So maybe my tired eyes deceived me but it look like they created a new language. I will call it VSAASL (Vancouver School Of Arts And Academics Sign Language). Maybe I will contact Oliver Sacks to research it. I am sure he would take a look and tell my I needed to get some rest and the kids were just swatting at mosquitoes. I am sure my son would tell me they were using PSE and I need new glasses.

I love the way this deaf kid and the hearing kids at his school don't let hearing lose get in the way of a good time.

Tuesday, November 2, 2010

IEP= Tired

Today was my son's IEP. Every year we sit at a big table and dig through the many details of his education. Today for two hours we preformed this well rehearsed task. I am really tired.

The cool thing is the district is awesome. There are a couple of issues regarding team interpreting for lectures but really given the red tape it takes to get approval I am impressed with the services and attention to detail the special education folks provide. They have years of experience with deaf education and listen to me when I have an opinion. For the first time I really feel like everyone at the table really wants my son to get exactly what he needs and has the power to make it happen. There was even a general education teacher at the table who is very dedicated to my son. She has done independent research and is determined to do the best she can to make sure my son's experience is on par with the other kids. Amazing. I walked away knowing everyone is learning but that I can trust the learning is happening, even with me.

It has been years of figuring out how to communicate my opinions that got me to this table. This is why I am tired tonight. I have researched for years. I have learned the law and jargon. This is a component of raising a deaf kid that only a parent really at the end of the day understands. It goes beyond your child's development and progress into a whole new academic world. A world that is foreign, off your radar.

 While deciding on how you will raise your child you are also called on to protect that decision before you even get a real understanding of what that decision is. You are left to figure out how to negotiate, how to get to yes. You have to develop tools to ascertain who is really knowledgeable and who is intrenched in personal bias. You have to wiggle around "privacy" issues to get to the heart of why things happen. You have to hope you can create a team and not  adversarial chaos. The most important thing is you have to do is

Leave your emotions at home.

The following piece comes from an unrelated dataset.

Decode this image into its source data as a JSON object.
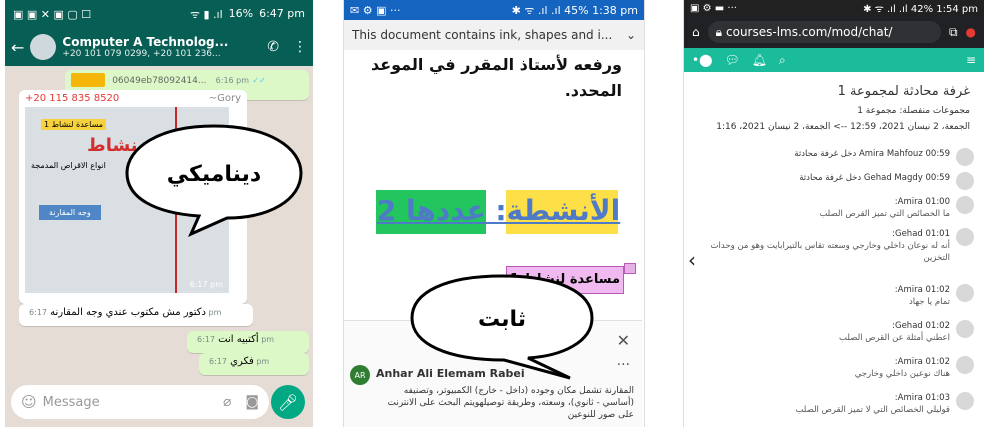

So I am tired tonight after a good IEP. I walked away with a sigh of relief and grateful hope. My son skipped his meeting for the first time. He had a twelve hour day today and he was stuck in rehearsals. He was a bit ticked about missing it but the law has requirements and his birthday is sneaking up. On that night his show will be interpreted for the community.

Monday, November 1, 2010

Public Accommodation Does Not Apply To Pac-Man

I always tell my son he can try anything. I tell him To go for it. Most of the time we are all pleasantly surprised. Sometimes a wee bit disappointed. Halloween was just a really good laugh.

He really wanted to be Pac-Man. So the costume was built, at the last minute. Now take a good look at the picture. Could he have made it any harder for him to communicate? Remember my son is deaf. Notice the lack of visual access and the hands. He went to a party with his friends from school. He tells me that when he would go to doors with them he would get stuck in the crowd and not be able to turn to look behind him to leave. He fell down, the costume eventually ripped. We had a really good laugh last night he about his adventure. Good news is the costume was a hit and he had a blast and because the costume ended up destroyed I don't have to store it in my basement.